Go through the material that comes after this and count the lines containing "title"; report only the count.

Supplied entries.
=== Section Start ===
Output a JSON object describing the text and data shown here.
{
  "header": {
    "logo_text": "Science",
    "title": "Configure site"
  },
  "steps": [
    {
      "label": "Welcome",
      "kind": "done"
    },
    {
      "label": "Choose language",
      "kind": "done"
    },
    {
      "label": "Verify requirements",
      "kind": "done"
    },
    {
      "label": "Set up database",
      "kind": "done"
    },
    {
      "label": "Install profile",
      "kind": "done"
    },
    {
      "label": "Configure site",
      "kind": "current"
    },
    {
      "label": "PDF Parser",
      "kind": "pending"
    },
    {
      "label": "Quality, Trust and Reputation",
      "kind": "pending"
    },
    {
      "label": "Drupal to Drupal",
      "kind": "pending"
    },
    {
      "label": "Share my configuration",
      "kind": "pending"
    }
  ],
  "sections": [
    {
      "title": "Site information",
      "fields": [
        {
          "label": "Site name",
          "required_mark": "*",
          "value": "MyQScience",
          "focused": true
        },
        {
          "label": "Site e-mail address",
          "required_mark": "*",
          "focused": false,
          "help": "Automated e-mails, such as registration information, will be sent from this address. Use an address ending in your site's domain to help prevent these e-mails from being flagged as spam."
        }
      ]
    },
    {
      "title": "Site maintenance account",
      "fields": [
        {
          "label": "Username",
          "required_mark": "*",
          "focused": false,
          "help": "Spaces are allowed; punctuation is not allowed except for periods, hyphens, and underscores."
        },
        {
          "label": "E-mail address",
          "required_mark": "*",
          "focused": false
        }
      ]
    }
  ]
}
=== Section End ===
Solution for this problem.
3